Israelis split on Arabs joining the government.

All parties voters can vote for at the ballot in Israel's March 23 election. (photo credit: SHLOMO BEN EZRI/CENTRAL ELECTIONS COMMITTEE)
All parties voters can vote for at the ballot in Israel's March 23 election.
(photo credit: SHLOMO BEN EZRI/CENTRAL ELECTIONS COMMITTEE)
A poll taken for the Israel Democracy Institute found that only 29% of the public believes there is a high probability the election will yield a clear outcome regarding who will be the next prime minister.

The poll found that 61% believe the chances of a clear outcome are low or very low, while some 10% admitted they did not know.
When asked what issues decide their votes, 29% of respondents said the party’s positions and policies, 14% its leader’s honesty and credibility, 9% its adherence to its values, 8.5% the party’s leadership, 7.7% matters of religion and state, 6.3% party loyalty, 5.8% democratic values and governability, 4.6% whether Prime Minister Benjamin Netanyahu should remain in office, and 1.4% said a desire for change. The rest of the respondents gave other answers or said they did not know.
The poll asked whether a Likud victory and Netanyahu forming another government would be a sign that the legal proceedings against him should be frozen until the end of his tenure. Fifty-nine percent of respondents said they disagreed, 32% agreed, and 9% did not know.
Asked whether it disturbed them that Likud had signed an agreement to share surplus votes with the Religious Zionist Party of Bezalel Smotrich and Itamar Ben-Gvir, 32% said it did not disturb them at all, 14% said it disturbed them to a small extent, 41% said it disturbed them to a large or very large extent, and 13% said they did not know.
When asked whether they backed having Arab parties and ministers in the government, 42% said yes, 46% said no, and 12% said they did not know.

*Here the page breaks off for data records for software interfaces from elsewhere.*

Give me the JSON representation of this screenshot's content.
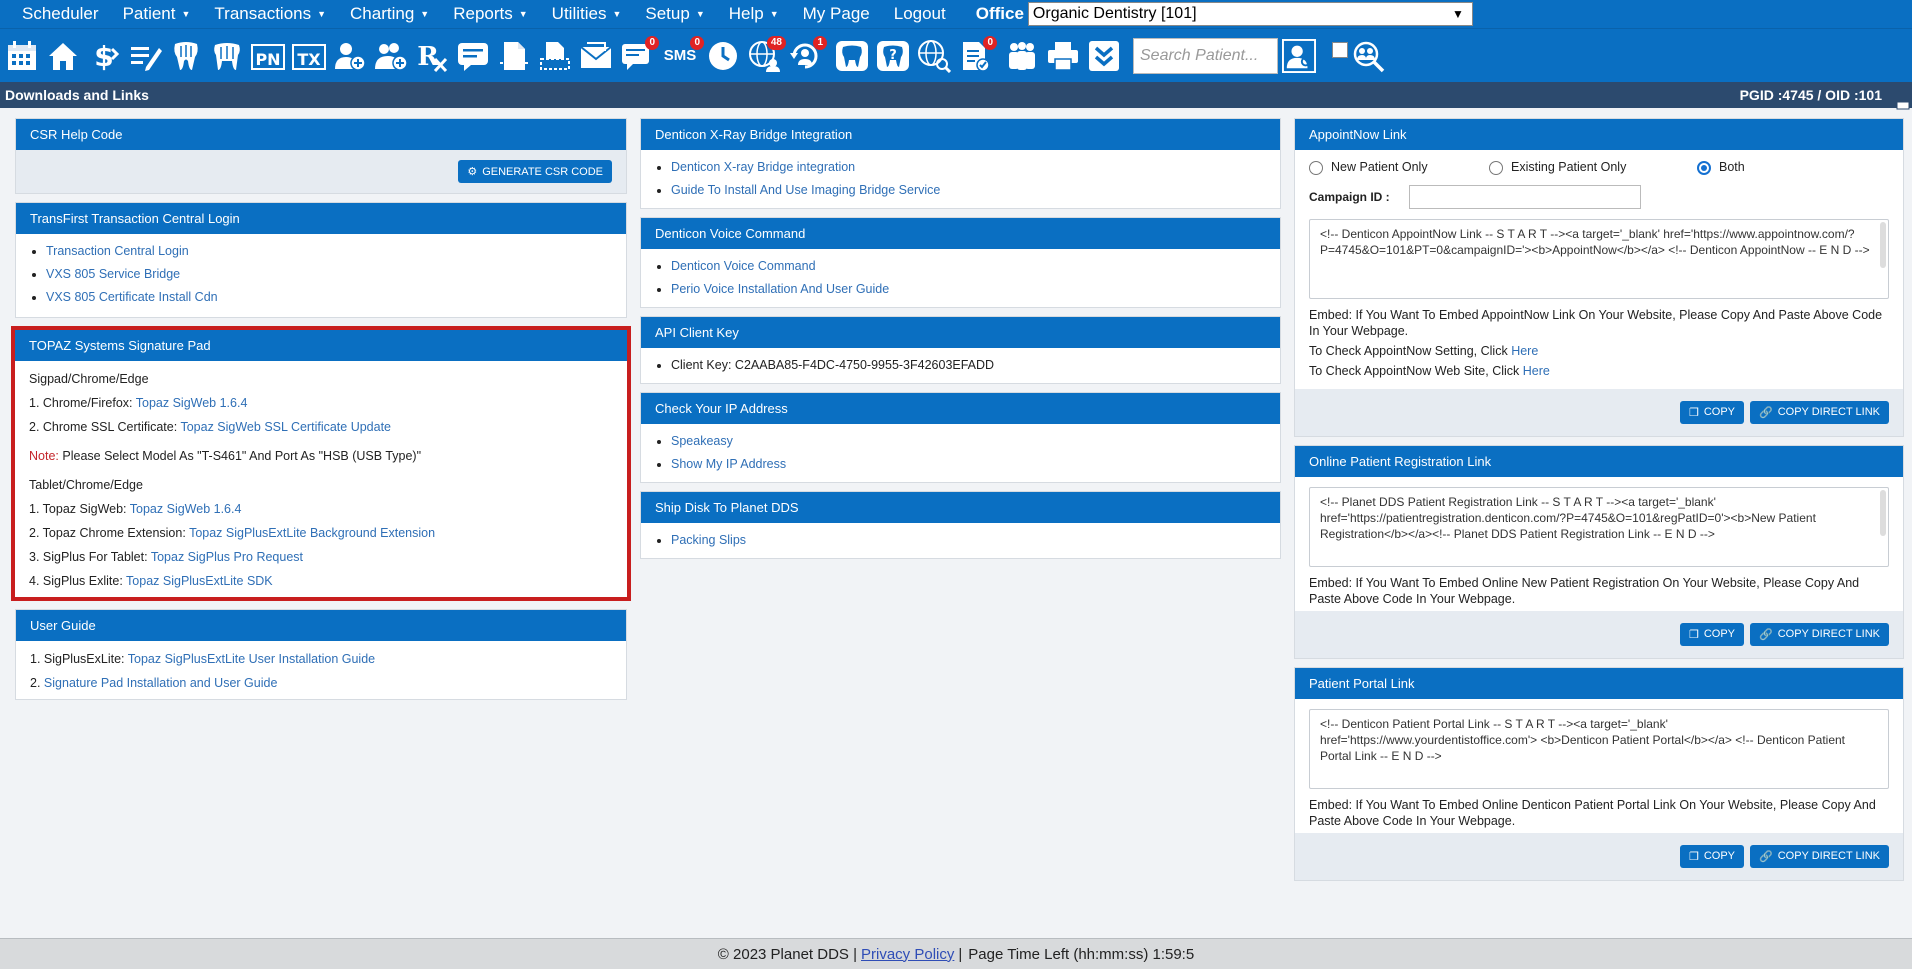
{
  "nav": {
    "items": [
      {
        "label": "Scheduler",
        "caret": false
      },
      {
        "label": "Patient",
        "caret": true
      },
      {
        "label": "Transactions",
        "caret": true
      },
      {
        "label": "Charting",
        "caret": true
      },
      {
        "label": "Reports",
        "caret": true
      },
      {
        "label": "Utilities",
        "caret": true
      },
      {
        "label": "Setup",
        "caret": true
      },
      {
        "label": "Help",
        "caret": true
      },
      {
        "label": "My Page",
        "caret": false
      },
      {
        "label": "Logout",
        "caret": false
      }
    ],
    "office_label": "Office",
    "office_value": "Organic Dentistry [101]"
  },
  "toolbar": {
    "badges": {
      "messages": "0",
      "sms": "0",
      "globe": "48",
      "recall": "1",
      "notes": "0"
    },
    "sms_label": "SMS",
    "pn_label": "PN",
    "tx_label": "TX",
    "search_placeholder": "Search Patient..."
  },
  "titlebar": {
    "title": "Downloads and Links",
    "ids": "PGID :4745  /  OID :101"
  },
  "csr": {
    "title": "CSR Help Code",
    "button": "GENERATE CSR CODE"
  },
  "transfirst": {
    "title": "TransFirst Transaction Central Login",
    "links": [
      "Transaction Central Login",
      "VXS 805 Service Bridge",
      "VXS 805 Certificate Install Cdn"
    ]
  },
  "topaz": {
    "title": "TOPAZ Systems Signature Pad",
    "section1": "Sigpad/Chrome/Edge",
    "item1_label": "1. Chrome/Firefox:",
    "item1_link": "Topaz SigWeb 1.6.4",
    "item2_label": "2. Chrome SSL Certificate:",
    "item2_link": "Topaz SigWeb SSL Certificate Update",
    "note_label": "Note:",
    "note_text": "Please Select Model As \"T-S461\" And Port As \"HSB (USB Type)\"",
    "section2": "Tablet/Chrome/Edge",
    "t1_label": "1. Topaz SigWeb:",
    "t1_link": "Topaz SigWeb 1.6.4",
    "t2_label": "2. Topaz Chrome Extension:",
    "t2_link": "Topaz SigPlusExtLite Background Extension",
    "t3_label": "3. SigPlus For Tablet:",
    "t3_link": "Topaz SigPlus Pro Request",
    "t4_label": "4. SigPlus Exlite:",
    "t4_link": "Topaz SigPlusExtLite SDK"
  },
  "userguide": {
    "title": "User Guide",
    "u1_label": "1. SigPlusExLite:",
    "u1_link": "Topaz SigPlusExtLite User Installation Guide",
    "u2_label": "2.",
    "u2_link": "Signature Pad Installation and User Guide"
  },
  "xray": {
    "title": "Denticon X-Ray Bridge Integration",
    "links": [
      "Denticon X-ray Bridge integration",
      "Guide To Install And Use Imaging Bridge Service"
    ]
  },
  "voice": {
    "title": "Denticon Voice Command",
    "links": [
      "Denticon Voice Command",
      "Perio Voice Installation And User Guide"
    ]
  },
  "api": {
    "title": "API Client Key",
    "key": "Client Key: C2AABA85-F4DC-4750-9955-3F42603EFADD"
  },
  "ip": {
    "title": "Check Your IP Address",
    "links": [
      "Speakeasy",
      "Show My IP Address"
    ]
  },
  "ship": {
    "title": "Ship Disk To Planet DDS",
    "links": [
      "Packing Slips"
    ]
  },
  "appointnow": {
    "title": "AppointNow Link",
    "radios": [
      "New Patient Only",
      "Existing Patient Only",
      "Both"
    ],
    "selected": "Both",
    "campaign_label": "Campaign ID :",
    "campaign_value": "",
    "code": "<!-- Denticon AppointNow Link --  S T A R T --><a target='_blank' href='https://www.appointnow.com/?P=4745&O=101&PT=0&campaignID='><b>AppointNow</b></a> <!-- Denticon AppointNow --  E N D -->",
    "embed": "Embed: If You Want To Embed AppointNow Link On Your Website, Please Copy And Paste Above Code In Your Webpage.",
    "check1_text": "To Check AppointNow Setting, Click",
    "check1_link": "Here",
    "check2_text": "To Check AppointNow Web Site, Click",
    "check2_link": "Here",
    "copy": "COPY",
    "copy_direct": "COPY DIRECT LINK"
  },
  "registration": {
    "title": "Online Patient Registration Link",
    "code": "<!-- Planet DDS Patient Registration Link --  S T A R T --><a target='_blank' href='https://patientregistration.denticon.com/?P=4745&O=101&regPatID=0'><b>New Patient Registration</b></a><!-- Planet DDS Patient Registration Link --  E N D -->",
    "embed": "Embed: If You Want To Embed Online New Patient Registration On Your Website, Please Copy And Paste Above Code In Your Webpage.",
    "copy": "COPY",
    "copy_direct": "COPY DIRECT LINK"
  },
  "portal": {
    "title": "Patient Portal Link",
    "code": "<!-- Denticon Patient Portal Link --  S T A R T --><a target='_blank' href='https://www.yourdentistoffice.com'> <b>Denticon Patient Portal</b></a> <!-- Denticon Patient Portal Link --  E N D -->",
    "embed": "Embed: If You Want To Embed Online Denticon Patient Portal Link On Your Website, Please Copy And Paste Above Code In Your Webpage.",
    "copy": "COPY",
    "copy_direct": "COPY DIRECT LINK"
  },
  "footer": {
    "copyright": "© 2023 Planet DDS |",
    "privacy": "Privacy Policy",
    "sep": "|",
    "time": "Page Time Left (hh:mm:ss) 1:59:5"
  }
}
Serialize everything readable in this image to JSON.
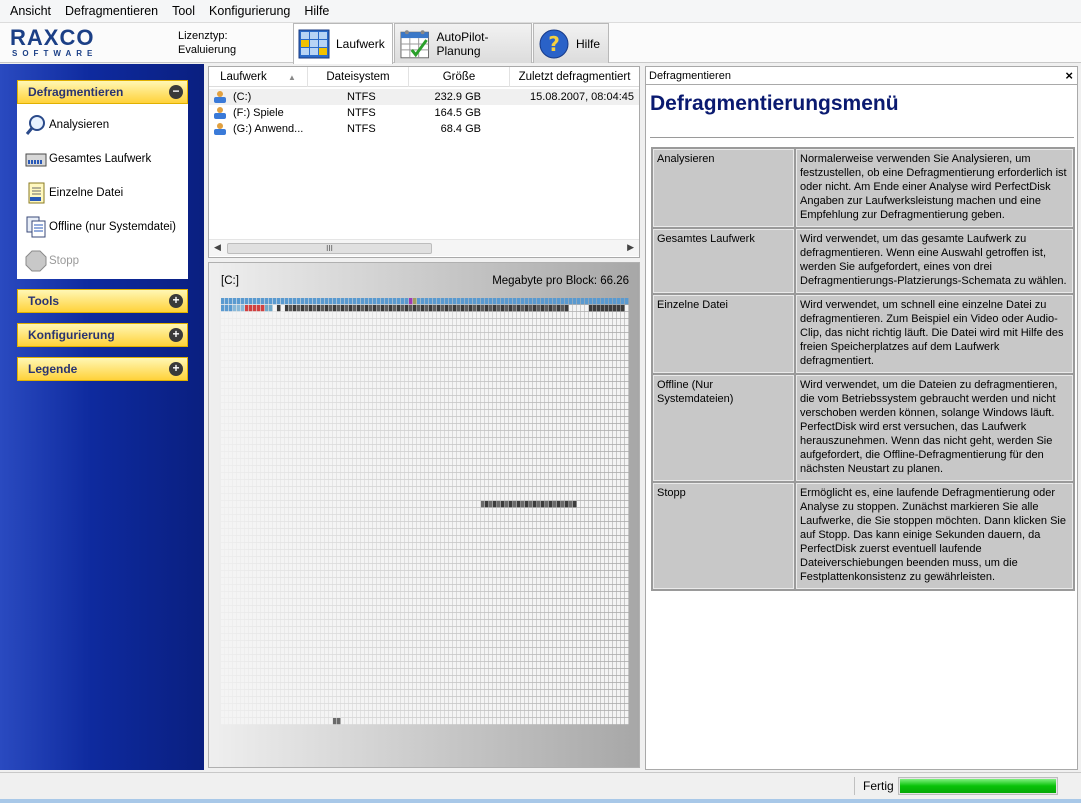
{
  "menubar": {
    "items": [
      "Ansicht",
      "Defragmentieren",
      "Tool",
      "Konfigurierung",
      "Hilfe"
    ]
  },
  "toolbar": {
    "logo_main": "RAXCO",
    "logo_sub": "SOFTWARE",
    "license_label": "Lizenztyp:",
    "license_value": "Evaluierung",
    "tabs": [
      {
        "label": "Laufwerk",
        "icon": "drive-grid-icon",
        "active": true
      },
      {
        "label": "AutoPilot-Planung",
        "icon": "calendar-icon",
        "active": false
      },
      {
        "label": "Hilfe",
        "icon": "help-icon",
        "active": false
      }
    ]
  },
  "sidebar": {
    "sections": [
      {
        "label": "Defragmentieren",
        "toggle": "−",
        "expanded": true
      },
      {
        "label": "Tools",
        "toggle": "+"
      },
      {
        "label": "Konfigurierung",
        "toggle": "+"
      },
      {
        "label": "Legende",
        "toggle": "+"
      }
    ],
    "items": [
      {
        "label": "Analysieren",
        "icon": "magnifier-icon",
        "enabled": true
      },
      {
        "label": "Gesamtes Laufwerk",
        "icon": "drive-icon",
        "enabled": true
      },
      {
        "label": "Einzelne Datei",
        "icon": "file-icon",
        "enabled": true
      },
      {
        "label": "Offline (nur Systemdatei)",
        "icon": "system-file-icon",
        "enabled": true
      },
      {
        "label": "Stopp",
        "icon": "stop-icon",
        "enabled": false
      }
    ]
  },
  "drivelist": {
    "columns": [
      "Laufwerk",
      "Dateisystem",
      "Größe",
      "Zuletzt defragmentiert"
    ],
    "rows": [
      {
        "drive": "(C:)",
        "fs": "NTFS",
        "size": "232.9 GB",
        "last": "15.08.2007, 08:04:45",
        "selected": true
      },
      {
        "drive": "(F:) Spiele",
        "fs": "NTFS",
        "size": "164.5 GB",
        "last": ""
      },
      {
        "drive": "(G:) Anwend...",
        "fs": "NTFS",
        "size": "68.4 GB",
        "last": ""
      }
    ],
    "scroll_grip": "III"
  },
  "diskmap": {
    "drive": "[C:]",
    "mb_label": "Megabyte pro Block: 66.26",
    "colors": {
      "free": "#f4f4f4",
      "contiguous": "#5a9ad0",
      "used": "#3c3c3c",
      "fragmented": "#d04040",
      "system": "#a03ab0"
    }
  },
  "infopanel": {
    "title": "Defragmentieren",
    "close": "×",
    "heading": "Defragmentierungsmenü",
    "rows": [
      {
        "key": "Analysieren",
        "text": "Normalerweise verwenden Sie Analysieren, um festzustellen, ob eine Defragmentierung erforderlich ist oder nicht. Am Ende einer Analyse wird PerfectDisk Angaben zur Laufwerksleistung machen und eine Empfehlung zur Defragmentierung geben."
      },
      {
        "key": "Gesamtes Laufwerk",
        "text": "Wird verwendet, um das gesamte Laufwerk zu defragmentieren. Wenn eine Auswahl getroffen ist, werden Sie aufgefordert, eines von drei Defragmentierungs-Platzierungs-Schemata zu wählen."
      },
      {
        "key": "Einzelne Datei",
        "text": "Wird verwendet, um schnell eine einzelne Datei zu defragmentieren. Zum Beispiel ein Video oder Audio-Clip, das nicht richtig läuft. Die Datei wird mit Hilfe des freien Speicherplatzes auf dem Laufwerk defragmentiert."
      },
      {
        "key": "Offline (Nur Systemdateien)",
        "text": "Wird verwendet, um die Dateien zu defragmentieren, die vom Betriebssystem gebraucht werden und nicht verschoben werden können, solange Windows läuft. PerfectDisk wird erst versuchen, das Laufwerk herauszunehmen. Wenn das nicht geht, werden Sie aufgefordert, die Offline-Defragmentierung für den nächsten Neustart zu planen."
      },
      {
        "key": "Stopp",
        "text": "Ermöglicht es, eine laufende Defragmentierung oder Analyse zu stoppen. Zunächst markieren Sie alle Laufwerke, die Sie stoppen möchten. Dann klicken Sie auf Stopp. Das kann einige Sekunden dauern, da PerfectDisk zuerst eventuell laufende Dateiverschiebungen beenden muss, um die Festplattenkonsistenz zu gewährleisten."
      }
    ]
  },
  "status": {
    "text": "Fertig",
    "progress": 1.0,
    "progress_color": "#08c208"
  }
}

The poll of 605 respondents representing a statistical sample of the Israeli adult population was conducted last week and had a margin of error of 3.64%.